START Data to use
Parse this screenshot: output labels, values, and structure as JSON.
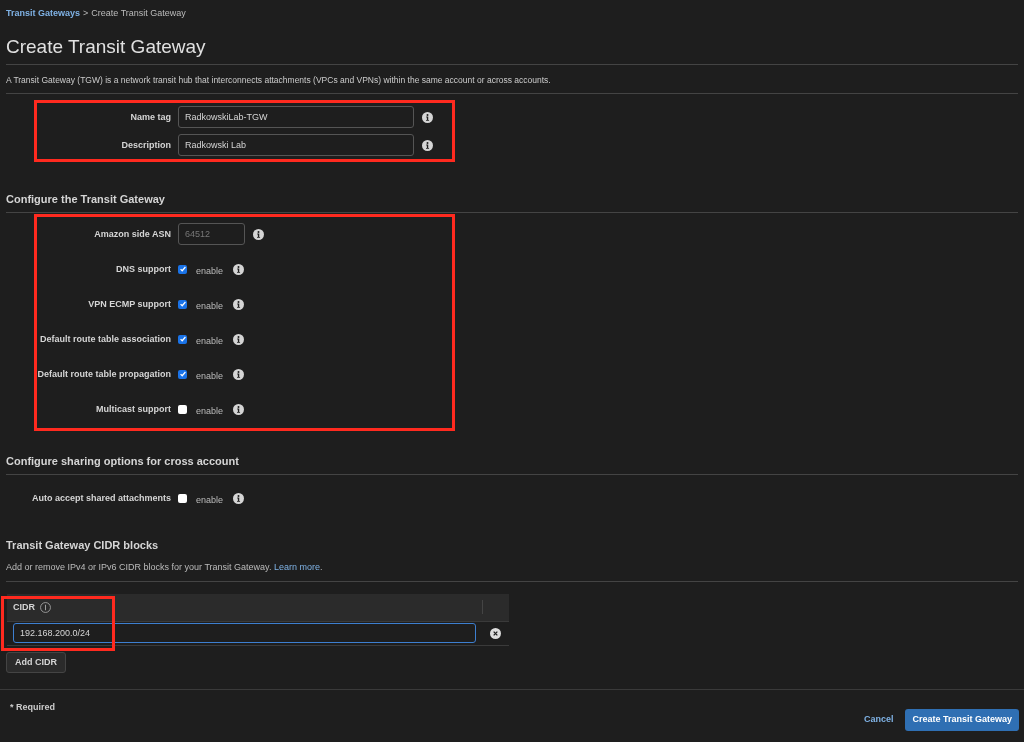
{
  "breadcrumb": {
    "link": "Transit Gateways",
    "separator": ">",
    "current": "Create Transit Gateway"
  },
  "page_title": "Create Transit Gateway",
  "description": "A Transit Gateway (TGW) is a network transit hub that interconnects attachments (VPCs and VPNs) within the same account or across accounts.",
  "identity": {
    "highlighted": true,
    "fields": [
      {
        "kind": "text",
        "label": "Name tag",
        "value": "RadkowskiLab-TGW"
      },
      {
        "kind": "text",
        "label": "Description",
        "value": "Radkowski Lab"
      }
    ]
  },
  "configure": {
    "title": "Configure the Transit Gateway",
    "highlighted": true,
    "fields": [
      {
        "kind": "short",
        "label": "Amazon side ASN",
        "placeholder": "64512"
      },
      {
        "kind": "checkbox",
        "label": "DNS support",
        "checked": true,
        "option": "enable"
      },
      {
        "kind": "checkbox",
        "label": "VPN ECMP support",
        "checked": true,
        "option": "enable"
      },
      {
        "kind": "checkbox",
        "label": "Default route table association",
        "checked": true,
        "option": "enable"
      },
      {
        "kind": "checkbox",
        "label": "Default route table propagation",
        "checked": true,
        "option": "enable"
      },
      {
        "kind": "checkbox",
        "label": "Multicast support",
        "checked": false,
        "option": "enable"
      }
    ]
  },
  "sharing": {
    "title": "Configure sharing options for cross account",
    "highlighted": false,
    "fields": [
      {
        "kind": "checkbox",
        "label": "Auto accept shared attachments",
        "checked": false,
        "option": "enable"
      }
    ]
  },
  "cidr": {
    "title": "Transit Gateway CIDR blocks",
    "description": "Add or remove IPv4 or IPv6 CIDR blocks for your Transit Gateway.",
    "link": "Learn more",
    "link_suffix": ".",
    "column": "CIDR",
    "highlighted": true,
    "rows": [
      {
        "value": "192.168.200.0/24"
      }
    ],
    "add_button": "Add CIDR"
  },
  "footer": {
    "required": "* Required",
    "cancel": "Cancel",
    "submit": "Create Transit Gateway"
  }
}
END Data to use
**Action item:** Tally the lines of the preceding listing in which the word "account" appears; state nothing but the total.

**Your response:** 2